Art students looked up to Nkosi as their role model

Sne Masuku

Sne Masuku

KwaZulu-Natal artist Gabisile Nkosi earned great respect in her short life because she worked very hard to build her career.

Born in Umlazi in 1976, her mother died in 1996.

And with no one to support her through university, she worked at a construction site in Durban until she met Jan Jordan, a lecturer in fine arts at the Durban University of Technology.

Jordan introduced her to the faculty of arts, and those who studied with her say she was a great student, and a role model.

She graduated with a BTech degree in fine arts in 2002 and was employed at the Caversham Centre for Artists and Writers in the KwaZulu-Natal Midlands. She facilitated print-making workshops with artists and local communities.

Nkosi was involved with Art for Humanity (AFH) for almost 10 years. Her artwork was displayed on a billboard at the Umlazi commercial centre, and was criticised for this by people in the area for participating in the campaign.

"At the time there was a lot of stigma on HIV and Aids. Most people at that time in 2001 did not want to get involved. But she was greatly admired by fellow students and most looked up to her as their role model," said Jordan.

Nkosi emphasised the important role art plays in advocating social issues. "If you want to get a message across, it's better to do a colourful visual rather than text.

"As an artist, I feel privileged to play a role in HIV-Aids awareness through the medium of visual art," she once said.

When her career took off, she took part in several group and solo exhibitions in South Africa and abroad.

She was particularly interested in the therapeutic effects of art and collaborated with Cape Town-based poet Mavis Smallberg on AFH's Women for Children print portfolio.

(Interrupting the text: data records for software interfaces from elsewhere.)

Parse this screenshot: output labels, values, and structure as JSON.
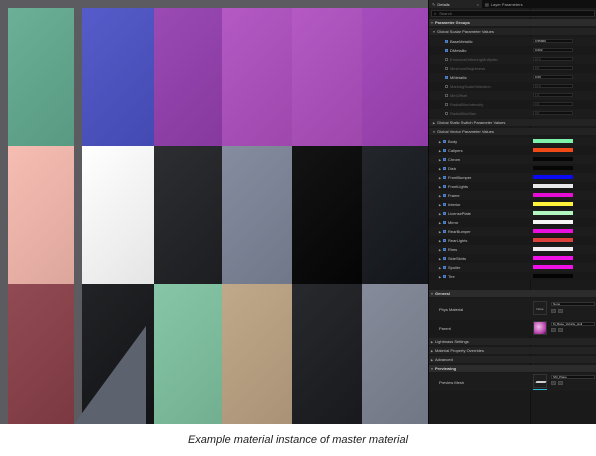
{
  "caption": "Example material instance of master material",
  "preview": {
    "tiles": [
      {
        "color": "#62ab91"
      },
      {
        "color": "#4b52c6"
      },
      {
        "color": "#953fb0"
      },
      {
        "color": "#b04fc0"
      },
      {
        "color": "#b04fc0"
      },
      {
        "color": "#a042b8"
      },
      {
        "color": "#f6b9ae"
      },
      {
        "color": "#ffffff"
      },
      {
        "color": "#1f2124"
      },
      {
        "color": "#7d8599"
      },
      {
        "color": "#050505"
      },
      {
        "color": "#15181d"
      },
      {
        "color": "#8a3f48"
      },
      {
        "color": "#141518"
      },
      {
        "color": "#7fc3a1"
      },
      {
        "color": "#bca383"
      },
      {
        "color": "#1a1c20"
      },
      {
        "color": "#7e8494"
      }
    ]
  },
  "details": {
    "tabs": [
      {
        "label": "Details",
        "icon": "pencil-icon"
      },
      {
        "label": "Layer Parameters",
        "icon": "layers-icon"
      }
    ],
    "search_placeholder": "Search",
    "parameter_groups_label": "Parameter Groups",
    "scalar_group_label": "Global Scalar Parameter Values",
    "scalar_params": [
      {
        "name": "BaseMetallic",
        "value": "0.55000",
        "enabled": true
      },
      {
        "name": "DMetallic",
        "value": "0.002",
        "enabled": true
      },
      {
        "name": "EmissiveDitheringMultiplier",
        "value": "10.0",
        "enabled": false
      },
      {
        "name": "MinimumBrightness",
        "value": "0.0",
        "enabled": false
      },
      {
        "name": "MMetallic",
        "value": "0.06",
        "enabled": true
      },
      {
        "name": "MarkingScaleSelection",
        "value": "10.0",
        "enabled": false
      },
      {
        "name": "MinOffset",
        "value": "1.0",
        "enabled": false
      },
      {
        "name": "RadialBlurIntensity",
        "value": "0.0",
        "enabled": false
      },
      {
        "name": "RadialBlurMax",
        "value": "0.0",
        "enabled": false
      }
    ],
    "static_switch_label": "Global Static Switch Parameter Values",
    "vector_group_label": "Global Vector Parameter Values",
    "vector_params": [
      {
        "name": "Body",
        "color": "#7ef1aa"
      },
      {
        "name": "Calipers",
        "color": "#f04a17"
      },
      {
        "name": "Chrom",
        "color": "#060606"
      },
      {
        "name": "Dish",
        "color": "#060606"
      },
      {
        "name": "FrontBumper",
        "color": "#0a0bf0"
      },
      {
        "name": "FrontLights",
        "color": "#e8e8ea"
      },
      {
        "name": "Frame",
        "color": "#e60ed4"
      },
      {
        "name": "Interior",
        "color": "#fff23a"
      },
      {
        "name": "LicensePlate",
        "color": "#b2f7c0"
      },
      {
        "name": "Mirror",
        "color": "#f6f6f6"
      },
      {
        "name": "RearBumper",
        "color": "#e810df"
      },
      {
        "name": "RearLights",
        "color": "#dd3f3a"
      },
      {
        "name": "Rims",
        "color": "#f2eef2"
      },
      {
        "name": "SideSkirts",
        "color": "#f011e6"
      },
      {
        "name": "Spoiler",
        "color": "#f011e6"
      },
      {
        "name": "Tire",
        "color": "#040404"
      }
    ],
    "general_label": "General",
    "phys_material_label": "Phys Material",
    "phys_material_value": "None",
    "phys_thumb_label": "None",
    "parent_label": "Parent",
    "parent_value": "M_Base_Vehicle_Hull",
    "lightmass_label": "Lightmass Settings",
    "overrides_label": "Material Property Overrides",
    "advanced_label": "Advanced",
    "previewing_label": "Previewing",
    "preview_mesh_label": "Preview Mesh",
    "preview_mesh_value": "SM_Plane"
  }
}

She strongly advocated women's rights in her linocut, Sisterhood.

Nkosi and her former boyfriend were found dead at her home in Lidgetton in Pietermaritzburg on Tuesday.